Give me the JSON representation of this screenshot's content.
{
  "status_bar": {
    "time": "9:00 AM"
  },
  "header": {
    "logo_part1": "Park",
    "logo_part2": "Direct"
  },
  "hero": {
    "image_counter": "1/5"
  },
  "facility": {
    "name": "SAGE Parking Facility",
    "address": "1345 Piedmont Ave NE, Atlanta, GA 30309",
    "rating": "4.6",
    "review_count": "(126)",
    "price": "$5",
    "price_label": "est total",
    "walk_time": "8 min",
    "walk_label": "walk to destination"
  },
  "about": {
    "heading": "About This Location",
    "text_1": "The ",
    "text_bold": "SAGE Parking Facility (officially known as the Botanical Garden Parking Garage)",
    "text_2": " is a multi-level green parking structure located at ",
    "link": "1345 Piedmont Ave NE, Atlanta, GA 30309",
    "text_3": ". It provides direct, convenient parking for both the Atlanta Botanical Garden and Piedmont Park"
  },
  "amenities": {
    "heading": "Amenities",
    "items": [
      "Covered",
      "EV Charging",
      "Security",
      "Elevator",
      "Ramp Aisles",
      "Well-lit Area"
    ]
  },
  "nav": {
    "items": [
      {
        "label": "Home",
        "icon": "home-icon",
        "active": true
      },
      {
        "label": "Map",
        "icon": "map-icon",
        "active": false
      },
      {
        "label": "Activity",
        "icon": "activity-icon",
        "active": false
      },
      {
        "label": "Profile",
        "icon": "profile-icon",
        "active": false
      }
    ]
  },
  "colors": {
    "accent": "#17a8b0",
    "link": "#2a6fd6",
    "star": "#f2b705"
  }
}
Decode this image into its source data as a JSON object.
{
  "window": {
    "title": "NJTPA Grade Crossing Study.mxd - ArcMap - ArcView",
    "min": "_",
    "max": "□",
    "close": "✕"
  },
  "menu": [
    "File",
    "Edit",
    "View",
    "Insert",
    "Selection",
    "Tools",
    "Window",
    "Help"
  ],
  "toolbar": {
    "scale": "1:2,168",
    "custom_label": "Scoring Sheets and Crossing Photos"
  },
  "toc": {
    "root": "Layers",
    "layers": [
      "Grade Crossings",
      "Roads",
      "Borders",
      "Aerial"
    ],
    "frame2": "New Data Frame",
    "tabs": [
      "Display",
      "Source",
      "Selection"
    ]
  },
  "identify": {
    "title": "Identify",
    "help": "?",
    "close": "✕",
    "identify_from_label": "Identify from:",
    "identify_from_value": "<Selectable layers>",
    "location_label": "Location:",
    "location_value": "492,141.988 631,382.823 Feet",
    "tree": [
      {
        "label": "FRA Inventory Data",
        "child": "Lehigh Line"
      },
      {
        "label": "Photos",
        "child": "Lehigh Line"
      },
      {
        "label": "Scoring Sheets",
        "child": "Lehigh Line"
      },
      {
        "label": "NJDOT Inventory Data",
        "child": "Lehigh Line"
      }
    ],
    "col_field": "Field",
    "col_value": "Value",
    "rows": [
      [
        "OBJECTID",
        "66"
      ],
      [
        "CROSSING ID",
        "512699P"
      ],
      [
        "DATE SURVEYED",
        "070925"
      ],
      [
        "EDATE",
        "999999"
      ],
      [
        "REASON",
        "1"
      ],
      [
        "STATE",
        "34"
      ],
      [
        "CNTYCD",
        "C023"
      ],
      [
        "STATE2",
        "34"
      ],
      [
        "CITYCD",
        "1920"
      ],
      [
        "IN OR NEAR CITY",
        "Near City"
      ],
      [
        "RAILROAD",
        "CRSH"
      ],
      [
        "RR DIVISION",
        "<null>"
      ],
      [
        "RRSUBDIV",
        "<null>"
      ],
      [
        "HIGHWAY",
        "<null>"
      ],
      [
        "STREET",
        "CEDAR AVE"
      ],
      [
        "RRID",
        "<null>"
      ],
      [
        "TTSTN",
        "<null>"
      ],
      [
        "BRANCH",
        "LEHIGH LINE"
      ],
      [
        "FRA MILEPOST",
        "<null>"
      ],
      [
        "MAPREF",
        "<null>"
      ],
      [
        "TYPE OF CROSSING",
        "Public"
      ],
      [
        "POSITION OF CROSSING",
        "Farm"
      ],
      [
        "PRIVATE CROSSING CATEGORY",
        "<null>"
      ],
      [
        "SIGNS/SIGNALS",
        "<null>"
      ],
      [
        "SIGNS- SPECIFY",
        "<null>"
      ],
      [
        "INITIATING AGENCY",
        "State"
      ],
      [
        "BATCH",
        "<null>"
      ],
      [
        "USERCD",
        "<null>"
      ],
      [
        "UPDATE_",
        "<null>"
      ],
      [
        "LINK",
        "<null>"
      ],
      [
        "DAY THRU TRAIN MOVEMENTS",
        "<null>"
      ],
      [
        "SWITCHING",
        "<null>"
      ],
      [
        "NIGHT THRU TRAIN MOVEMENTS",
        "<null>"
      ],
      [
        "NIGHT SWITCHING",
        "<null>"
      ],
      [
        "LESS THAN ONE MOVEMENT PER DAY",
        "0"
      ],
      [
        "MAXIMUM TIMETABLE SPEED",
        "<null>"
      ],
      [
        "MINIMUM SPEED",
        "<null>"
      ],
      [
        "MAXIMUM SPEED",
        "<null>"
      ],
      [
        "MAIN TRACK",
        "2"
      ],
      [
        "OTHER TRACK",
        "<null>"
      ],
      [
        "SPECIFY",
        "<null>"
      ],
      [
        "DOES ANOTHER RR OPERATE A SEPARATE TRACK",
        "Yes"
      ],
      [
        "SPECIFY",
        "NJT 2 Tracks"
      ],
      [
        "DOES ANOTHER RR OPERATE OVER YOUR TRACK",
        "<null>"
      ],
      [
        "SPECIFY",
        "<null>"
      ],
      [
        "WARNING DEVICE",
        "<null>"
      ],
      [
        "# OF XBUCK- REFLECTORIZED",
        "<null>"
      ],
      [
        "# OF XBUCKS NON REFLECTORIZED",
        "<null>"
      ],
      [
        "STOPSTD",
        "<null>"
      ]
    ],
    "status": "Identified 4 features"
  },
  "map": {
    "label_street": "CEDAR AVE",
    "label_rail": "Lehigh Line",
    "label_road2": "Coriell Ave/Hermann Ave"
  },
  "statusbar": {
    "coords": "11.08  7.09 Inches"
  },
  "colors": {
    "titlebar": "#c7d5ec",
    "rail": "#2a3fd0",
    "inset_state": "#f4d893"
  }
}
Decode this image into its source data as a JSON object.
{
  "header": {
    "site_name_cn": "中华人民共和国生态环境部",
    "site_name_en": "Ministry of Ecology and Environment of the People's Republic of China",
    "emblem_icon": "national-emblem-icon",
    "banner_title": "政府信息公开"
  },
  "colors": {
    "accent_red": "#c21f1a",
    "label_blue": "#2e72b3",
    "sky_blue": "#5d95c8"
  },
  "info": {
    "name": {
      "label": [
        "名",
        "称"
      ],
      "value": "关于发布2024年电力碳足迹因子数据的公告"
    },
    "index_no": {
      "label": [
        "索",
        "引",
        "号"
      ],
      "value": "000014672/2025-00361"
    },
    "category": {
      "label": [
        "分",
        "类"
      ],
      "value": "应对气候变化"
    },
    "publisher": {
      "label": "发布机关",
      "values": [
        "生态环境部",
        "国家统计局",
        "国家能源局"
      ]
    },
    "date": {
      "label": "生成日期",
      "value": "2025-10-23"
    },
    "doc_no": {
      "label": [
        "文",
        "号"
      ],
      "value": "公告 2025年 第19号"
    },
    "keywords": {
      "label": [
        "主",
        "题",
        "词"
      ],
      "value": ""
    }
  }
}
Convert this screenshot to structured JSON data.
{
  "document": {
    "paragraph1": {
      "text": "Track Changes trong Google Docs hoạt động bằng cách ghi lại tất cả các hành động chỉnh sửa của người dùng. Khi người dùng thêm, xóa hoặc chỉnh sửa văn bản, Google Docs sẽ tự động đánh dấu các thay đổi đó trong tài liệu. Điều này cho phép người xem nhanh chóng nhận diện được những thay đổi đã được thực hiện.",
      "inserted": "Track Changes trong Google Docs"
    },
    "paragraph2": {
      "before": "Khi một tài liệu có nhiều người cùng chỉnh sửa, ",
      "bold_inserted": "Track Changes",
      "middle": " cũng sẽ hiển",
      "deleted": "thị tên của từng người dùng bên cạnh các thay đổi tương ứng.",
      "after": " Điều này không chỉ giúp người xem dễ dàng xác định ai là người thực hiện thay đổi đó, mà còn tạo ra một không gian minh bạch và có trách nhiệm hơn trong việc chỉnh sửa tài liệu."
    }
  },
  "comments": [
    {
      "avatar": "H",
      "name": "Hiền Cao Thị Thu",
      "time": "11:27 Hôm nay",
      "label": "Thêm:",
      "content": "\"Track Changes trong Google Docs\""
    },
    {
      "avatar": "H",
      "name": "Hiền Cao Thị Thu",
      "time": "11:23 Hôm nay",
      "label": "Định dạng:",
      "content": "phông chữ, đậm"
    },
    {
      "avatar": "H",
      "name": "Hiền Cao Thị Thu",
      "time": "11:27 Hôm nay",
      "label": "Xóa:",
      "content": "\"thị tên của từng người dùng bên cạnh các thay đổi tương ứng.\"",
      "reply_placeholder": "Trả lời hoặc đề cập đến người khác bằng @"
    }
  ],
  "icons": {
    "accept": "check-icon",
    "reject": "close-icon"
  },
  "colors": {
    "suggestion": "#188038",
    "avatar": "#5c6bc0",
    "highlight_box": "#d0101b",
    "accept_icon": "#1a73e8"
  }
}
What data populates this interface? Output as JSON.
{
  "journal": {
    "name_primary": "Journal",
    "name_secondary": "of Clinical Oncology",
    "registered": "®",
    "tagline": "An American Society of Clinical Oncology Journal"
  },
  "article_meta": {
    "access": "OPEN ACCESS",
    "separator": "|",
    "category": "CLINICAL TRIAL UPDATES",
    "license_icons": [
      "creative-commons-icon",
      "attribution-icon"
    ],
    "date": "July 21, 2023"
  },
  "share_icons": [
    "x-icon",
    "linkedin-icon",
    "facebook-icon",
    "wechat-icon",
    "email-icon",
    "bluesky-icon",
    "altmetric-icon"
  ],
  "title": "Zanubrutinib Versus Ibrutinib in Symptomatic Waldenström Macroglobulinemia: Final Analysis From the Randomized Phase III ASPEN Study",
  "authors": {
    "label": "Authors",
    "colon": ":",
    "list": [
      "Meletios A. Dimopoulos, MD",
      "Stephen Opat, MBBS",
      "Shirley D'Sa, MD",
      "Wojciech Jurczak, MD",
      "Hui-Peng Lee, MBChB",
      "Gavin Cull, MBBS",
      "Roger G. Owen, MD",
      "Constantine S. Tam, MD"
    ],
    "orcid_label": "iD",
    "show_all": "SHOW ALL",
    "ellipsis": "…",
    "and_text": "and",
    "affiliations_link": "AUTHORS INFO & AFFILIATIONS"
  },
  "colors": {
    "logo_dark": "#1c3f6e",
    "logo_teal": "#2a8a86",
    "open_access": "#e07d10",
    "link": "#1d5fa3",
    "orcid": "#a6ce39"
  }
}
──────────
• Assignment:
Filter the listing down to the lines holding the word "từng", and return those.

• Answer:
      "deleted": "thị tên của từng người dùng bên cạnh các thay đổi tương ứng.",
      "content": "\"thị tên của từng người dùng bên cạnh các thay đổi tương ứng.\"",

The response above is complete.